February is always among my favorite months of the year, as I attend my annual Mardi Gras legal conference and, back in the day, the Dad 2.0 conference, along with an occasional ski trip and/or AAJ conference (last year I had 4 trips in February!).
This year was similar–my bride and I went to New Orleans for my 29th trip there, and the whole family went to Vancouver and skied Whistler Blackcomb for the Presidents Day weekend holiday (which was crowded but awesome). Canada is the children’s 9th foreign country to visit, as odd as it is that they saw Japan, Egypt, and Scotland before “America’s Hat.”
But on February 16th, I got a text telling me my friend Hal had died. His funeral was yesterday.
Hal and I served together on the Sandy Springs Bar Association Board for 10 years, but I met him pretty soon after starting my own firm in 2009, as we worked in the same building at that time, and he was a workers’ comp lawyer, too. We’d talk in the parking lot before and after work about our cases, our enjoyment of driving German performance cars, our love of dogs, or his hearing from friends who live near us about their unhappiness about our painting our house green (to which I said, “Well, our HOA is just a social club, so they can kiss my ass; I like it.”).

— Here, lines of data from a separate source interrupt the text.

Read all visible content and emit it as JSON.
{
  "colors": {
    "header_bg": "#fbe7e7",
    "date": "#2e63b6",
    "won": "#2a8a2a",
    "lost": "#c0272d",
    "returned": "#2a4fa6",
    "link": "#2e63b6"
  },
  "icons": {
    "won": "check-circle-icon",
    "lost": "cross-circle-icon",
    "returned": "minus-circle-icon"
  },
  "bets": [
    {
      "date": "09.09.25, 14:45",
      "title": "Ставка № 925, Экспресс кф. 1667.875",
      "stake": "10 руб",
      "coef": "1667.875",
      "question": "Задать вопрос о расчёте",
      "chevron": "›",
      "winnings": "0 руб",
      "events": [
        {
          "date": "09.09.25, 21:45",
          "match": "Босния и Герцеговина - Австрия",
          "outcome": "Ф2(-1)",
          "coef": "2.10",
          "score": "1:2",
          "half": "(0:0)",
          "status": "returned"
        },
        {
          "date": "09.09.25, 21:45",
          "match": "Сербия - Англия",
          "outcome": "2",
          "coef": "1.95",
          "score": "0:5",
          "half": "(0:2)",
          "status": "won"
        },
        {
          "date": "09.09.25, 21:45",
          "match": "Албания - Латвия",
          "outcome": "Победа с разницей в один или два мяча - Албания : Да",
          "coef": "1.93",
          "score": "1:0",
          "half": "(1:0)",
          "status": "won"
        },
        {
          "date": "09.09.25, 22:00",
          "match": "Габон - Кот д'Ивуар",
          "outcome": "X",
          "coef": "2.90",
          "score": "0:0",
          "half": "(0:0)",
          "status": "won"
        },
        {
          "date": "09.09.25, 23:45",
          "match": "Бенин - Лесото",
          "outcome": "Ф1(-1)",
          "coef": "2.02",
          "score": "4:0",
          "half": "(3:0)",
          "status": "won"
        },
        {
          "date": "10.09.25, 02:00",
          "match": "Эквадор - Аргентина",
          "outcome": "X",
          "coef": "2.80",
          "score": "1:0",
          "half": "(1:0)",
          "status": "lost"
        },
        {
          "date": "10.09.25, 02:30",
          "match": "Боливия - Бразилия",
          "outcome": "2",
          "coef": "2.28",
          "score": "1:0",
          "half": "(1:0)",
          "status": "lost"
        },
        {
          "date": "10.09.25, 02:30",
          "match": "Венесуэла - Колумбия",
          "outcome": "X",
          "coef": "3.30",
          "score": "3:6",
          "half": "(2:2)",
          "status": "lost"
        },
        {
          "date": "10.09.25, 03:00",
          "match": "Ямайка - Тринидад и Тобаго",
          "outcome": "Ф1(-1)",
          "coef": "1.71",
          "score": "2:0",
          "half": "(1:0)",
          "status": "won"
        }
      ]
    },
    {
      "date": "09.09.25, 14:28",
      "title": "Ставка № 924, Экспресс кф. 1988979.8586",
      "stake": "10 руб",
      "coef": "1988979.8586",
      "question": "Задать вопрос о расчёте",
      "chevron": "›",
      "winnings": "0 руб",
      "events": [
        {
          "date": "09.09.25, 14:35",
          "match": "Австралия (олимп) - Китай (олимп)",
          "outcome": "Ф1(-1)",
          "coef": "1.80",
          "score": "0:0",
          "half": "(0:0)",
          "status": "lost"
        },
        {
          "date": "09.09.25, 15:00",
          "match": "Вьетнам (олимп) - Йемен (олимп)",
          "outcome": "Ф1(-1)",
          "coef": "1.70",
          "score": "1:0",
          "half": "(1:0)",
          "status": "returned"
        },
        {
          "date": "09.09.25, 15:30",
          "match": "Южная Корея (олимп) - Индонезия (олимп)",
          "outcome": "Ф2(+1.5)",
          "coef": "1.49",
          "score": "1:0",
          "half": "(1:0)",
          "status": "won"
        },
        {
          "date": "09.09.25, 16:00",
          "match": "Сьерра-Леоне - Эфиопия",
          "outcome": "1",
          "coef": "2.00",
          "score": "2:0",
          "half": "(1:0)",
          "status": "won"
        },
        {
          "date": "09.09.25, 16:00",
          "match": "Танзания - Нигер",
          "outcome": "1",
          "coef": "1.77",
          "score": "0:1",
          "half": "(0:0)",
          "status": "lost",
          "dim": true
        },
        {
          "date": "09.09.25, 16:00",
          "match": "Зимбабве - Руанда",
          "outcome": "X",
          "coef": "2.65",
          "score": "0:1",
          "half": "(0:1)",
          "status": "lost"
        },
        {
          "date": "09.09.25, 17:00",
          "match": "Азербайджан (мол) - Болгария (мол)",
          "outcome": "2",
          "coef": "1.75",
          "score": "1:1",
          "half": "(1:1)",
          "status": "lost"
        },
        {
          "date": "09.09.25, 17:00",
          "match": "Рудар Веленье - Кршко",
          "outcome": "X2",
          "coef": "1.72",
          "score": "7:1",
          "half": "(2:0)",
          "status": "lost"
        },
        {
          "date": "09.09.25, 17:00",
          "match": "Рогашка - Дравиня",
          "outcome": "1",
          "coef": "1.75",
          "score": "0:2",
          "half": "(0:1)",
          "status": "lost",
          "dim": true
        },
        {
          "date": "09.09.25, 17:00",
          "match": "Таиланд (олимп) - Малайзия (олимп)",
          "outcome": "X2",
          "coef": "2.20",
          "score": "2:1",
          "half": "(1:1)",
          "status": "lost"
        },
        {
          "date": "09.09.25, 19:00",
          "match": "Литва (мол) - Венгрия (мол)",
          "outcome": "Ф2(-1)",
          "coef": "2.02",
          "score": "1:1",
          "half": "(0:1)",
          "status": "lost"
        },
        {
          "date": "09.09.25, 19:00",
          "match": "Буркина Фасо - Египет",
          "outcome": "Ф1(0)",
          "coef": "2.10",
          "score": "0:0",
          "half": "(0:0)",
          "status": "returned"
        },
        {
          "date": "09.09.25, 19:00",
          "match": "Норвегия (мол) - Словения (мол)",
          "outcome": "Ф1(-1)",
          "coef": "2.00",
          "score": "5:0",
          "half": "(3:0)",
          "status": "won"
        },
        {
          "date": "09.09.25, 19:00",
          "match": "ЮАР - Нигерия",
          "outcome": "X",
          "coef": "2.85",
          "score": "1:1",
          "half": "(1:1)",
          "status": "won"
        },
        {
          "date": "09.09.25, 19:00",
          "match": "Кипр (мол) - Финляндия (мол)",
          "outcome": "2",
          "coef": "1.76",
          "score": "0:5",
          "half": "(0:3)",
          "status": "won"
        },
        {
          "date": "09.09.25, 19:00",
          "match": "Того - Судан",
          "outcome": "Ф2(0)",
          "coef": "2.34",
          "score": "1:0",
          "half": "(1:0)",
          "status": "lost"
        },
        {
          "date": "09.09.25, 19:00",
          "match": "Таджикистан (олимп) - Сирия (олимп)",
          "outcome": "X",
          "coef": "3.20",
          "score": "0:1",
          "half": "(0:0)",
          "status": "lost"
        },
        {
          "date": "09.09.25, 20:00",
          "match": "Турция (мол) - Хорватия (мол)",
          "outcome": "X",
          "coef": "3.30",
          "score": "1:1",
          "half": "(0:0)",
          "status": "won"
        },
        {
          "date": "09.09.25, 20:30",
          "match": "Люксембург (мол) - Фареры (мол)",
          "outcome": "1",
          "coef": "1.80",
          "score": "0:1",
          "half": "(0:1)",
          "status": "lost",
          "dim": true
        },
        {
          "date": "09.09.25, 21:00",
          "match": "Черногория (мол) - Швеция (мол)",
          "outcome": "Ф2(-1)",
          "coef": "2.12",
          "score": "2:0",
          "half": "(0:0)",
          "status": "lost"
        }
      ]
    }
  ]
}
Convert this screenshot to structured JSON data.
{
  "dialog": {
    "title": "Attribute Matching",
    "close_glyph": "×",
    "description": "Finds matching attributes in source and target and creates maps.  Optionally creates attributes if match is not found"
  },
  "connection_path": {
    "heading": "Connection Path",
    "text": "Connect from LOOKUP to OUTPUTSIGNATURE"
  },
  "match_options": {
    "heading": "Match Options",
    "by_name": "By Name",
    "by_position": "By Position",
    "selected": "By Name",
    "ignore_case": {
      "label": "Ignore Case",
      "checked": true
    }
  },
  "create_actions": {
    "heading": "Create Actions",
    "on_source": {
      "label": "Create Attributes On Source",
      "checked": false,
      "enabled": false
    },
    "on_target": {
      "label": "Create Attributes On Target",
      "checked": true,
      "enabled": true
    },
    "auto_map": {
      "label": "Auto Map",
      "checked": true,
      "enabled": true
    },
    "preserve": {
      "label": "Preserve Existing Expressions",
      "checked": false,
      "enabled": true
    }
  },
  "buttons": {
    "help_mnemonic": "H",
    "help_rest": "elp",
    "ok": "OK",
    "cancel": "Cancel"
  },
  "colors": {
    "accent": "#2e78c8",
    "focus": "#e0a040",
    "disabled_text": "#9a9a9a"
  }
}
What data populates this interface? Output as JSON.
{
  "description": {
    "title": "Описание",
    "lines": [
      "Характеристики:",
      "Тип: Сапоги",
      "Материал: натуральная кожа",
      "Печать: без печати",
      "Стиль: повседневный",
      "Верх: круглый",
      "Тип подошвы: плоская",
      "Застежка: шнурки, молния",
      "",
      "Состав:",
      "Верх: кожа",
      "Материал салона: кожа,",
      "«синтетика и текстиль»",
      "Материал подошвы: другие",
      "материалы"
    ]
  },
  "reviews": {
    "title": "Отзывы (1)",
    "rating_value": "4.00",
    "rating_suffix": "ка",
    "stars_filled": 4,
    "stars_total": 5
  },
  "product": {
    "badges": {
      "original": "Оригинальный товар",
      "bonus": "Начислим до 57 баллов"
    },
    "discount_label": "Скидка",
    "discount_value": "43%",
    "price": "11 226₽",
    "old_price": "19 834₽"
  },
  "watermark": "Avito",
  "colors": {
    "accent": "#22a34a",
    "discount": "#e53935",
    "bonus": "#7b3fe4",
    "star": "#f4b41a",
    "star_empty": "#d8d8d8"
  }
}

With SSBA, we had Board meetings, organizational lunches, and social events nearly every month. Because he loved German culture and Oktoberfest like I do, sometimes we’d put on lederhosen and go out in public together. Sometimes, my son would come, too.
We always seemed to stand together when being sworn into another year of service to the SSBA Board. The above are just two from many such ceremonies. We’d also hang out at Lawyers Club monthly dinners and parties, and at events in the city of Sandy Springs, as he lived and worked near where I live and work.
Hal was who I wanted to be in 10 years or so–I had no idea he was nearly 70 and was actually who I wanted to be in 20 years or so. For the nearly 15 years I saw him every week or so, I was sure he was about 10 years older than me, given how often I’d see him running with his dogs, playing lacrosse all over the world, or otherwise going on adventures that required mental and physical stamina. He was quick, smart, and funny; he was always a joy to be around.
When I told him of our trip to the UK in 2016, he insisted on taking me out to dinner (with his wife), so that he could suggest places to eat, drink, and explore in York, England (our stop between Edinburgh and London). He had lots of suggestions for Munich, too, having been for over 10 Oktoberfests there, and he helped me plan for my first trip there, too.
I was surprised when he told me they’d bought at house in Beaufort, South Carolina and that he was retiring this year. We had a “going away” happy hour for him in January, and he referred me a few of his remaining cases to work. I told him we would visit in a few months when my son has his CAP encampment in Savannah.
But what made Hal a special friend wasn’t his energy or “life of the party” persona–it was the part of him that suddenly failed a few days ago while playing golf: his heart. Hal was the most deferential person to military service I’ve ever met, especially in a civilian. Any time he’d be around me at an event in which I had to introduce myself for some reason, he’d add, “and he’s also a combat veteran–and a Lieutenant Colonel!” to whoever would listen. At my retirement party in June 2020, he came and talked with my dad about the aircraft my dad flew in Vietnam (I think Hal knew more about military aircraft than I do, despite my 2 decades in the Air Force). They made plans to go fishing together on Lake Guntersville. At Hal’s funeral, a friend said he used to go to the airport and take returning troops out to lunch as they’d come up the escalators from the plane train toward baggage claim.
Hal’s heart was most devoted to his wife, Pat. Despite being the life of any party or event, he was usually the first to leave, always saying, “Well, guys, I’m meeting Pat for dinner, so gotta run!” before heading off. I never heard him speak badly about her. I never saw him act disrespectfully toward any woman, or disrespectfully toward Pat while around other women.
The one time I heard him give even the slightest bit of discontent or longing related to his beloved bride was when I rode up to one of our SSBA meetings on my new motorcycle, and he asked to walk with me into the parking lot to see it. “I’d love to ride, too, but Pat doesn’t want me to,” he said with a shrug, but it didn’t bother him much. He liked that I rode.
I’d like to think Hal’s riding a German adventure bike on streets of gold right now… a BMW R 1150 GSA like Ewan and Charley rode around the world. I’d like to know that very much.
Here are February’s 28 seconds, concluding with some photos that were on display at Hal’s funeral:
Hal was a delight, very literally. I never left an interaction with him that didn’t leave me feeling better. This is a beautiful tribute. <3